Work to be completed: Scan each line of the records for the word "şekilde" and extract the ones that have it.

Exercise materials:
+ + + + +

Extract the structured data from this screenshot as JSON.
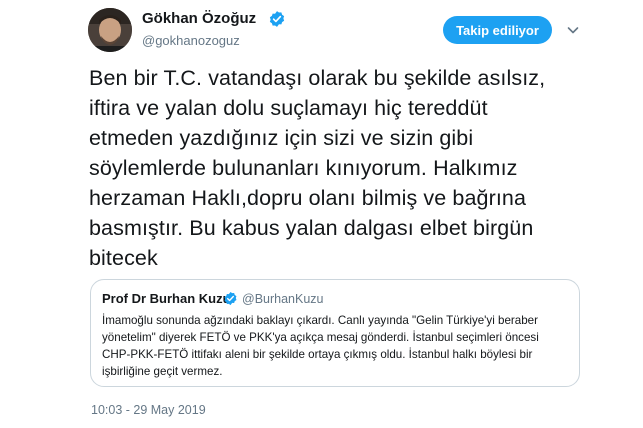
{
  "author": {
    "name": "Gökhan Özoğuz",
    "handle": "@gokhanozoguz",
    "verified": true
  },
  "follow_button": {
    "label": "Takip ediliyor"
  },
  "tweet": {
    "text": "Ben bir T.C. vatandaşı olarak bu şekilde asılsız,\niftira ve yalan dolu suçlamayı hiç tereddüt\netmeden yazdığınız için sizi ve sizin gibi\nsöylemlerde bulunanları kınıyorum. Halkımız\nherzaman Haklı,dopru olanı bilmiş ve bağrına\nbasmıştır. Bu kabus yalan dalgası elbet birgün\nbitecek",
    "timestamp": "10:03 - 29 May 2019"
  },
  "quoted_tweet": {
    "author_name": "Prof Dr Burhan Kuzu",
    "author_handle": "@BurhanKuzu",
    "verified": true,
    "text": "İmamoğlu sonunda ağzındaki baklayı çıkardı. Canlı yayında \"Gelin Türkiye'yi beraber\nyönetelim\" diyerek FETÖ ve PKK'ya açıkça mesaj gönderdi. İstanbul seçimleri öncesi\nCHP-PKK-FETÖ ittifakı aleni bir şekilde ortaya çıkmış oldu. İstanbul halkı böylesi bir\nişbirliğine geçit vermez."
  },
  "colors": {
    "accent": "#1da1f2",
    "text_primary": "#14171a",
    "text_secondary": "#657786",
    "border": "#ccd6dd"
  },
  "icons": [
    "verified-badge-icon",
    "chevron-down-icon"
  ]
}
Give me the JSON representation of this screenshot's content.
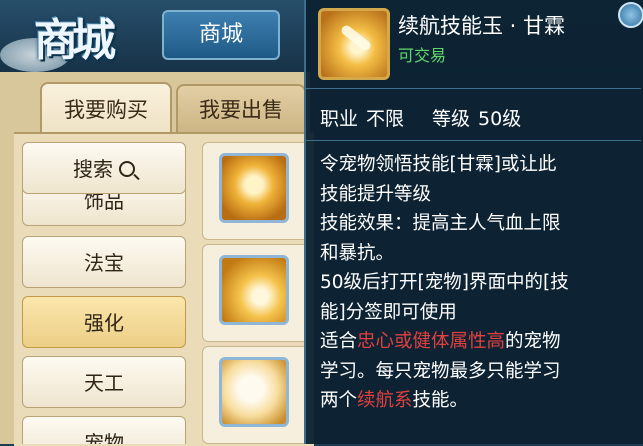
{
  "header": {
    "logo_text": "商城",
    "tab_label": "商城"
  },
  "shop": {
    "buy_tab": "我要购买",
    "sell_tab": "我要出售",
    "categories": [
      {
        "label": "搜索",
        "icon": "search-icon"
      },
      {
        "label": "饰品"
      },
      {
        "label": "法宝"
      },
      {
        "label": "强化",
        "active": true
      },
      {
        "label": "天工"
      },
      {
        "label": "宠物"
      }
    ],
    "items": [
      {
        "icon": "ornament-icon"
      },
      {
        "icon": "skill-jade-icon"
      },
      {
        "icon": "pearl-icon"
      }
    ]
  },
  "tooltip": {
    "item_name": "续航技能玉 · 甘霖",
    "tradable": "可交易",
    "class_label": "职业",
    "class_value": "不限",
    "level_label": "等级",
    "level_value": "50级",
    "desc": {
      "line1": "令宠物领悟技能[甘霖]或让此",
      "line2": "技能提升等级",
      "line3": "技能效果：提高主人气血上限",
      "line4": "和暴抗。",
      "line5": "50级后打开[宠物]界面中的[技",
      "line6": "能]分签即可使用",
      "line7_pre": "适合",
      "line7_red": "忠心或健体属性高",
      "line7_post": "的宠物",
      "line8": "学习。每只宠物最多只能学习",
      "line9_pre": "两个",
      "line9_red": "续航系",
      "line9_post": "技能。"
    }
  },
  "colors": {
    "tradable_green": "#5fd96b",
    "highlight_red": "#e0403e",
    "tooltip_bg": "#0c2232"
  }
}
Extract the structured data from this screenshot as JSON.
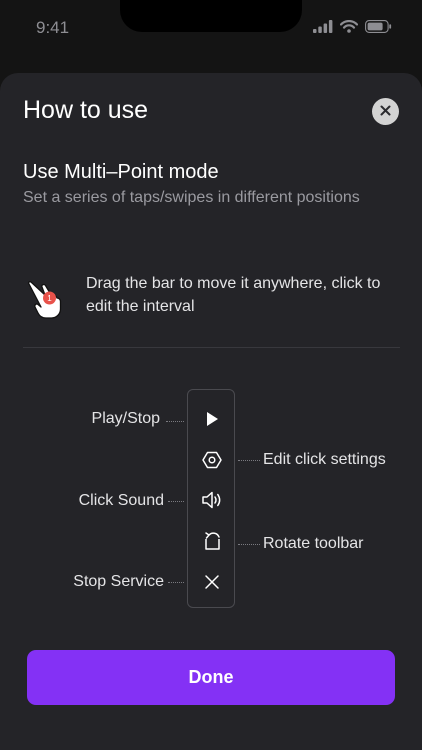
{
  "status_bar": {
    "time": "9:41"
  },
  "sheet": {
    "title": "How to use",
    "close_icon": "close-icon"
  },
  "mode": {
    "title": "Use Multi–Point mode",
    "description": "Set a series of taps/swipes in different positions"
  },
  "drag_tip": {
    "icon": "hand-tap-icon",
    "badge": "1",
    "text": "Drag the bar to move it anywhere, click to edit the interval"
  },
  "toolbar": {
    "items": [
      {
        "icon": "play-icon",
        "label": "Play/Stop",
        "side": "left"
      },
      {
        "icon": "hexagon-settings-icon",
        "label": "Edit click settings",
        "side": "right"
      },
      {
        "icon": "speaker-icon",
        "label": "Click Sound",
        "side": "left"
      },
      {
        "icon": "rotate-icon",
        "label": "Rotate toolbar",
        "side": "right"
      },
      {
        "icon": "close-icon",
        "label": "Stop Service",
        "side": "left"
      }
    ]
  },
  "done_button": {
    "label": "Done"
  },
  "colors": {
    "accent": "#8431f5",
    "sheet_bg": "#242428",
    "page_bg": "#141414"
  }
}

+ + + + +

Problem solution:
    "text": "Ben bir T.C. vatandaşı olarak bu şekilde asılsız,\niftira ve yalan dolu suçlamayı hiç tereddüt\netmeden yazdığınız için sizi ve sizin gibi\nsöylemlerde bulunanları kınıyorum. Halkımız\nherzaman Haklı,dopru olanı bilmiş ve bağrına\nbasmıştır. Bu kabus yalan dalgası elbet birgün\nbitecek",
    "text": "İmamoğlu sonunda ağzındaki baklayı çıkardı. Canlı yayında \"Gelin Türkiye'yi beraber\nyönetelim\" diyerek FETÖ ve PKK'ya açıkça mesaj gönderdi. İstanbul seçimleri öncesi\nCHP-PKK-FETÖ ittifakı aleni bir şekilde ortaya çıkmış oldu. İstanbul halkı böylesi bir\nişbirliğine geçit vermez."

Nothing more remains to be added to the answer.